Most companies settled with the government, but several Clinton-era cases involving more than two dozen power plants in the South and the Midwest are still pending. The remaining suits demand fines for past pollution that if levied in full would run into billions of dollars.

The justices ruled that the 4th U.S. Circuit Court of Appeals in Richmond, Va., overstepped its authority by implicitly invalidating 1980 Environmental Protection Agency regulations, interpreting them in a way that favored Duke. The case now returns to the lower courts.

The appeals court's decision "seems to us too far a stretch," Justice David Souter wrote.

The 1980 regulations "may be no seamless narrative, but they clearly do not define" the law's requirements in the way Duke interprets them, Souter wrote.

The enforcement program is aimed at reducing power plant emissions of nitrogen oxide and sulfur dioxide that contribute to smog and acid rain.
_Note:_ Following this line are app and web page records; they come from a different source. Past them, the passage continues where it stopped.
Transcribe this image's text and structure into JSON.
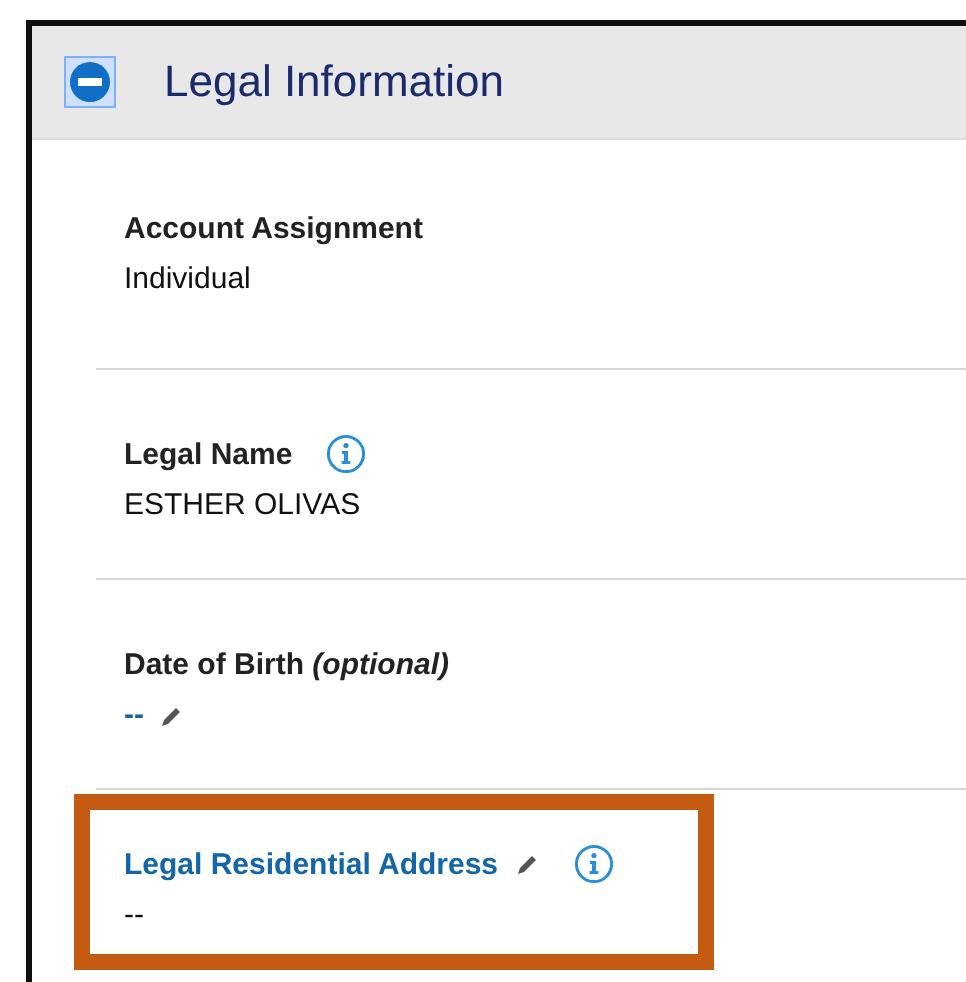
{
  "section": {
    "title": "Legal Information",
    "expanded": true
  },
  "fields": [
    {
      "label": "Account Assignment",
      "value": "Individual",
      "label_link": false,
      "value_link": false,
      "info": false,
      "editable": false,
      "highlighted": false
    },
    {
      "label": "Legal Name",
      "value": "ESTHER OLIVAS",
      "label_link": false,
      "value_link": false,
      "info": true,
      "editable": false,
      "highlighted": false
    },
    {
      "label": "Date of Birth",
      "note": "(optional)",
      "value": "--",
      "label_link": false,
      "value_link": true,
      "info": false,
      "editable": true,
      "highlighted": false
    },
    {
      "label": "Legal Residential Address",
      "value": "--",
      "label_link": true,
      "value_link": false,
      "info": true,
      "editable": true,
      "highlighted": true
    }
  ]
}
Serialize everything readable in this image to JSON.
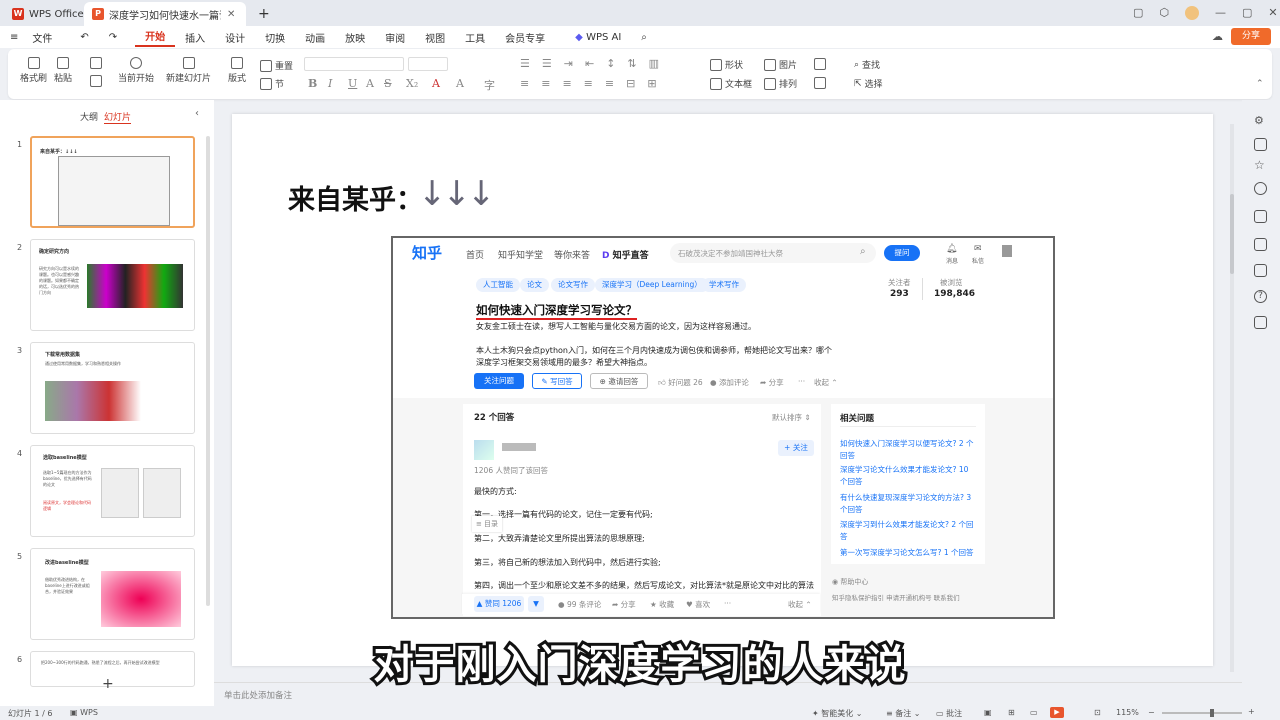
{
  "titlebar": {
    "app_tab": "WPS Office",
    "doc_tab": "深度学习如何快速水一篇论文...",
    "plus": "+"
  },
  "menubar": {
    "file": "文件",
    "items": [
      "开始",
      "插入",
      "设计",
      "切换",
      "动画",
      "放映",
      "审阅",
      "视图",
      "工具",
      "会员专享"
    ],
    "ai": "WPS AI",
    "share": "分享"
  },
  "ribbon": {
    "format_painter": "格式刷",
    "paste": "粘贴",
    "play_from": "当前开始",
    "new_slide": "新建幻灯片",
    "layout": "版式",
    "reset": "重置",
    "section": "节",
    "shape": "形状",
    "picture": "图片",
    "find": "查找",
    "textbox": "文本框",
    "arrange": "排列",
    "select": "选择"
  },
  "leftpanel": {
    "tab_outline": "大纲",
    "tab_slides": "幻灯片",
    "slides": [
      {
        "num": "1",
        "title": "来自某乎：↓↓↓"
      },
      {
        "num": "2",
        "title": "确定研究方向",
        "body": "研究方向可以是水续的课题。也可以是感兴趣的课题。如果都不确定的话，可以选优秀的热门方向"
      },
      {
        "num": "3",
        "title": "下载常用数据集",
        "body": "通过使用常用数据集，学习和熟悉相关操作"
      },
      {
        "num": "4",
        "title": "选取baseline模型",
        "body": "选取1~5篇现在的方法作为baseline，优先选择有代码的论文",
        "red": "阅读原文，学会理论和代码逻辑"
      },
      {
        "num": "5",
        "title": "改进baseline模型",
        "body": "借助优秀改进结构，在baseline上进行改进或组合，并验证效果"
      },
      {
        "num": "6",
        "body": "把200~300行的代码跑通，熟悉了流程之后，再开始尝试改进模型"
      }
    ]
  },
  "slide": {
    "title": "来自某乎：",
    "arrows": "↓↓↓",
    "subtitle": "对于刚入门深度学习的人来说"
  },
  "zhihu": {
    "logo": "知乎",
    "nav": [
      "首页",
      "知乎知学堂",
      "等你来答"
    ],
    "direct": "知乎直答",
    "search_placeholder": "石破茂决定不参加靖国神社大祭",
    "ask": "提问",
    "msg": "消息",
    "dm": "私信",
    "tags": [
      "人工智能",
      "论文",
      "论文写作",
      "深度学习（Deep Learning）",
      "学术写作"
    ],
    "followers_label": "关注者",
    "followers": "293",
    "views_label": "被浏览",
    "views": "198,846",
    "question": "如何快速入门深度学习写论文？",
    "desc1": "女友金工硕士在读，想写人工智能与量化交易方面的论文，因为这样容易通过。",
    "desc2": "本人土木狗只会点python入门，如何在三个月内快速成为调包侠和调参师，帮她把论文写出来？哪个",
    "desc3": "深度学习框架交易领域用的最多？希望大神指点。",
    "follow_q": "关注问题",
    "write": "写回答",
    "invite": "邀请回答",
    "good_q": "好问题 26",
    "comment": "添加评论",
    "share": "分享",
    "fold": "收起",
    "answers_count": "22 个回答",
    "sort": "默认排序",
    "follow_user": "关注",
    "agree_line": "1206 人赞同了该回答",
    "ans": [
      "最快的方式:",
      "第一，选择一篇有代码的论文，记住一定要有代码;",
      "第二，大致弄清楚论文里所提出算法的思想原理;",
      "第三，将自己新的想法加入到代码中，然后进行实验;",
      "第四，调出一个至少和原论文差不多的结果，然后写成论文，对比算法*就是原论文中对比的算法"
    ],
    "toc": "目录",
    "upvote": "赞同 1206",
    "comments": "99 条评论",
    "collect": "收藏",
    "like": "喜欢",
    "collapse": "收起",
    "related_title": "相关问题",
    "related": [
      "如何快速入门深度学习以便写论文? 2 个回答",
      "深度学习论文什么效果才能发论文? 10 个回答",
      "有什么快速复现深度学习论文的方法? 3 个回答",
      "深度学习到什么效果才能发论文? 2 个回答",
      "第一次写深度学习论文怎么写? 1 个回答"
    ],
    "help": "帮助中心",
    "footer": "知乎隐私保护指引  申请开通机构号  联系我们"
  },
  "notes": "单击此处添加备注",
  "status": {
    "slide_pos": "幻灯片 1 / 6",
    "wps": "WPS",
    "beautify": "智能美化",
    "notes_btn": "备注",
    "comment_btn": "批注",
    "zoom": "115%"
  }
}
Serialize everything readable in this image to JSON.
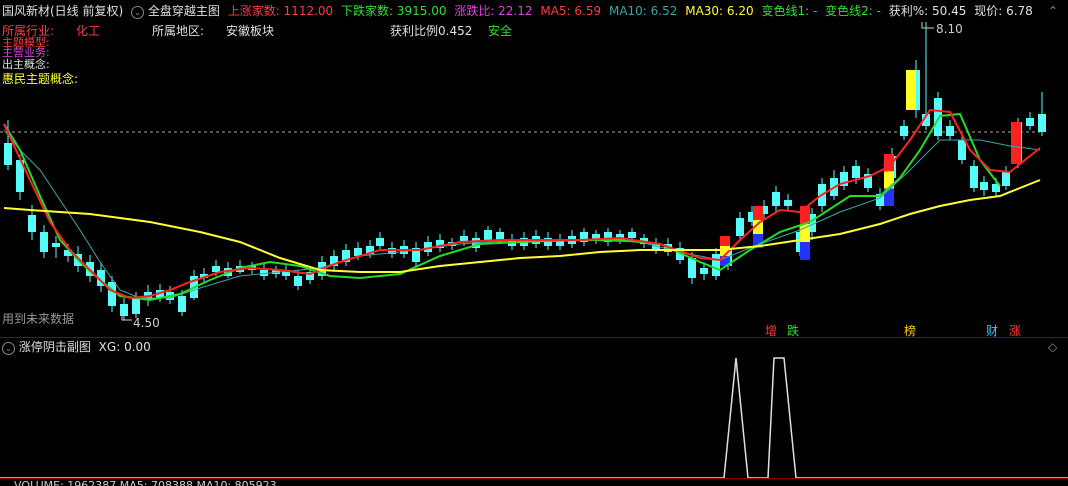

Sulfur dioxide is the leading cause of acid rain.

The utility industry has long resisted installing costly pollution controls under the program called New Source Review. It waged vigorous campaigns against the program starting in the 1980s and more recently by battling it out with regulators when sued in federal courts.

The underlying issue is whether emissions increases should be measured on an annual basis, an approach favored by the EPA.

Duke and other utilities argue that the standard for triggering Clean Air Act requirements is an hourly rate increase in emissions. Such an approach enables the companies to run coal-fired plants without having to install additional pollution controls, as long as the hourly emissions rate doesn't rise. Annual pollution would rise, however, when the modernized plants operate longer hours.

"What these provisions are getting at is a measure of actual operations averaged over time, and the regulatory language simply cannot be squared with a regime" that Duke favors, Souter wrote.